*WHAT THE TASK REQUIRES*. When a line below contains the string "number", show that line.

*Collection entries*.
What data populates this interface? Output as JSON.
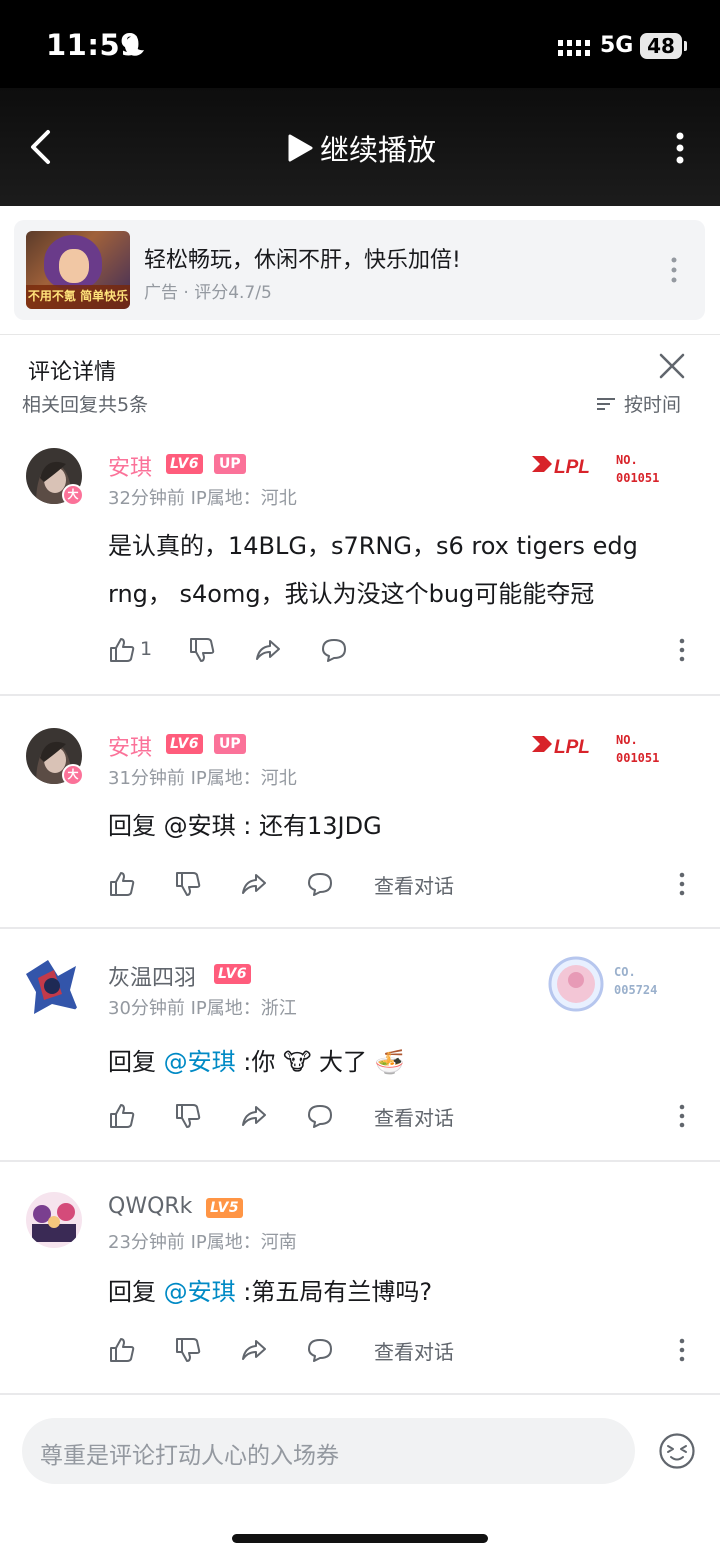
{
  "status_bar": {
    "time": "11:59",
    "network": "5G",
    "battery": "48"
  },
  "video_header": {
    "play_label": "继续播放"
  },
  "ad": {
    "title": "轻松畅玩，休闲不肝，快乐加倍!",
    "meta": "广告 · 评分4.7/5",
    "thumb_caption": "不用不氪 简单快乐"
  },
  "panel": {
    "title": "评论详情",
    "reply_count": "相关回复共5条",
    "sort_label": "按时间"
  },
  "comments": [
    {
      "name": "安琪",
      "level": "LV6",
      "up_tag": "UP",
      "time": "32分钟前  IP属地：河北",
      "text": "是认真的，14BLG，s7RNG，s6 rox tigers edg rng， s4omg，我认为没这个bug可能能夺冠",
      "likes": "1",
      "badge_text": "LPL",
      "badge_no_label": "NO.",
      "badge_no": "001051",
      "avatar_badge": "大"
    },
    {
      "name": "安琪",
      "level": "LV6",
      "up_tag": "UP",
      "time": "31分钟前  IP属地：河北",
      "text": "回复 @安琪 : 还有13JDG",
      "view_conversation": "查看对话",
      "badge_text": "LPL",
      "badge_no_label": "NO.",
      "badge_no": "001051",
      "avatar_badge": "大"
    },
    {
      "name": "灰温四羽",
      "level": "LV6",
      "time": "30分钟前  IP属地：浙江",
      "text_prefix": "回复 ",
      "mention": "@安琪",
      "text_suffix": " :你 🐮 大了 🍜",
      "view_conversation": "查看对话",
      "badge_label": "CO.",
      "badge_no": "005724"
    },
    {
      "name": "QWQRk",
      "level": "LV5",
      "time": "23分钟前  IP属地：河南",
      "text_prefix": "回复 ",
      "mention": "@安琪",
      "text_suffix": " :第五局有兰博吗?",
      "view_conversation": "查看对话"
    }
  ],
  "input": {
    "placeholder": "尊重是评论打动人心的入场券"
  },
  "colors": {
    "pink": "#fb7299",
    "mention": "#008ac5",
    "level6": "#ff5c7c",
    "level5": "#ff9545",
    "lpl_red": "#d8232a"
  },
  "icons": [
    "back-icon",
    "play-icon",
    "more-vertical-icon",
    "close-icon",
    "sort-icon",
    "thumbs-up-icon",
    "thumbs-down-icon",
    "share-icon",
    "comment-icon",
    "emoji-icon"
  ]
}
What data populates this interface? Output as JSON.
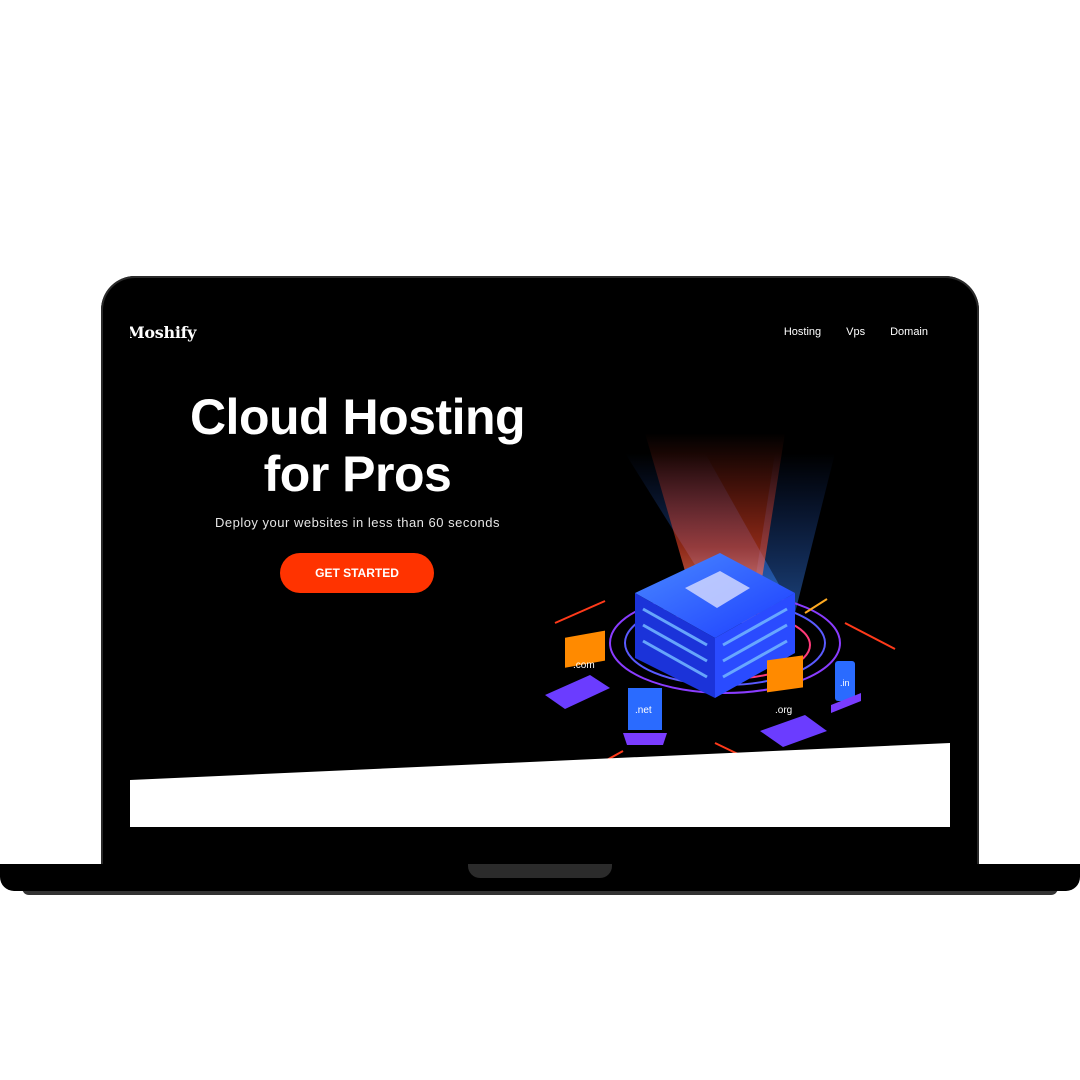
{
  "brand": {
    "logo_text": "Moshify"
  },
  "nav": {
    "items": [
      {
        "label": "Hosting"
      },
      {
        "label": "Vps"
      },
      {
        "label": "Domain"
      }
    ]
  },
  "hero": {
    "title_line1": "Cloud Hosting",
    "title_line2": "for Pros",
    "subtitle": "Deploy your websites in less than 60 seconds",
    "cta_label": "GET STARTED"
  },
  "illustration": {
    "tlds": [
      ".com",
      ".net",
      ".org",
      ".in"
    ]
  },
  "colors": {
    "accent": "#ff3300",
    "background": "#000000",
    "server_blue": "#1e3cff",
    "device_purple": "#7a3cff",
    "device_orange": "#ff8a00"
  }
}
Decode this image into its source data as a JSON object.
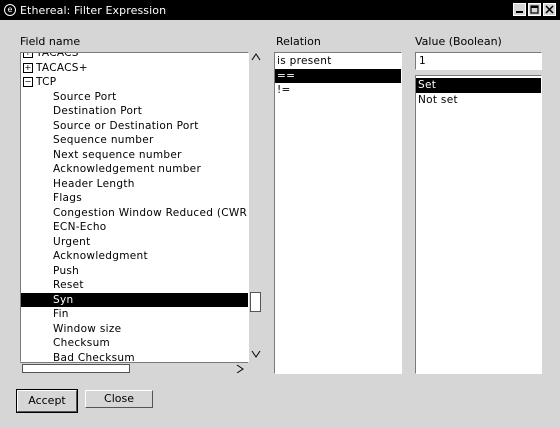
{
  "window": {
    "title": "Ethereal: Filter Expression",
    "controls": [
      "minimize",
      "maximize",
      "close"
    ]
  },
  "field_name": {
    "label": "Field name",
    "items": [
      {
        "text": "TACACS",
        "level": 0,
        "expander": "+"
      },
      {
        "text": "TACACS+",
        "level": 0,
        "expander": "+"
      },
      {
        "text": "TCP",
        "level": 0,
        "expander": "−"
      },
      {
        "text": "Source Port",
        "level": 1
      },
      {
        "text": "Destination Port",
        "level": 1
      },
      {
        "text": "Source or Destination Port",
        "level": 1
      },
      {
        "text": "Sequence number",
        "level": 1
      },
      {
        "text": "Next sequence number",
        "level": 1
      },
      {
        "text": "Acknowledgement number",
        "level": 1
      },
      {
        "text": "Header Length",
        "level": 1
      },
      {
        "text": "Flags",
        "level": 1
      },
      {
        "text": "Congestion Window Reduced (CWR)",
        "level": 1
      },
      {
        "text": "ECN-Echo",
        "level": 1
      },
      {
        "text": "Urgent",
        "level": 1
      },
      {
        "text": "Acknowledgment",
        "level": 1
      },
      {
        "text": "Push",
        "level": 1
      },
      {
        "text": "Reset",
        "level": 1
      },
      {
        "text": "Syn",
        "level": 1,
        "selected": true
      },
      {
        "text": "Fin",
        "level": 1
      },
      {
        "text": "Window size",
        "level": 1
      },
      {
        "text": "Checksum",
        "level": 1
      },
      {
        "text": "Bad Checksum",
        "level": 1
      }
    ]
  },
  "relation": {
    "label": "Relation",
    "items": [
      {
        "text": "is present"
      },
      {
        "text": "==",
        "selected": true
      },
      {
        "text": "!="
      }
    ]
  },
  "value": {
    "label": "Value (Boolean)",
    "input_value": "1",
    "items": [
      {
        "text": "Set",
        "selected": true
      },
      {
        "text": "Not set"
      }
    ]
  },
  "buttons": {
    "accept": "Accept",
    "close": "Close"
  },
  "colors": {
    "dialog_bg": "#d6d6d6",
    "title_bar": "#000000",
    "selection": "#000000"
  }
}
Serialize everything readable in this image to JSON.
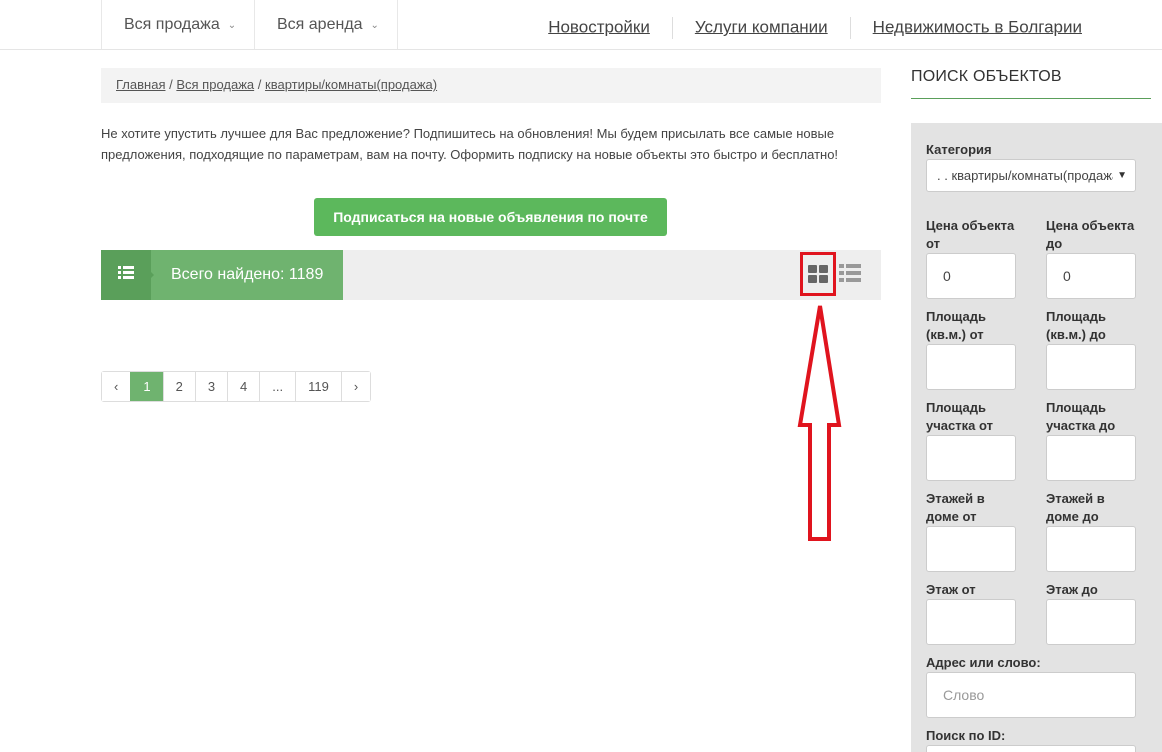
{
  "nav": {
    "dropdowns": [
      "Вся продажа",
      "Вся аренда"
    ],
    "links": [
      "Новостройки",
      "Услуги компании",
      "Недвижимость в Болгарии"
    ]
  },
  "breadcrumb": {
    "home": "Главная",
    "sep": "/",
    "sale": "Вся продажа",
    "current": "квартиры/комнаты(продажа)"
  },
  "promo_text": "Не хотите упустить лучшее для Вас предложение? Подпишитесь на обновления! Мы будем присылать все самые новые предложения, подходящие по параметрам, вам на почту. Оформить подписку на новые объекты это быстро и бесплатно!",
  "subscribe_label": "Подписаться на новые объявления по почте",
  "results": {
    "count_text": "Всего найдено: 1189",
    "highlight_color": "#e0141e"
  },
  "pagination": [
    "‹",
    "1",
    "2",
    "3",
    "4",
    "...",
    "119",
    "›"
  ],
  "pagination_active": "1",
  "sidebar": {
    "title": "ПОИСК ОБЪЕКТОВ",
    "category_label": "Категория",
    "category_value": ". . квартиры/комнаты(продажа)",
    "price_from_label": "Цена объекта от",
    "price_to_label": "Цена объекта до",
    "price_from_value": "0",
    "price_to_value": "0",
    "area_from_label": "Площадь (кв.м.) от",
    "area_to_label": "Площадь (кв.м.) до",
    "plot_from_label": "Площадь участка от",
    "plot_to_label": "Площадь участка до",
    "floors_from_label": "Этажей в доме от",
    "floors_to_label": "Этажей в доме до",
    "floor_from_label": "Этаж от",
    "floor_to_label": "Этаж до",
    "address_label": "Адрес или слово:",
    "address_placeholder": "Слово",
    "id_label": "Поиск по ID:"
  },
  "colors": {
    "green": "#5cb85c",
    "dark_green": "#5a9f5a",
    "light_green": "#6fb36f"
  }
}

*SOLUTION TO THIS TASK*.
        "text": "Sequence number",
        "text": "Next sequence number",
        "text": "Acknowledgement number",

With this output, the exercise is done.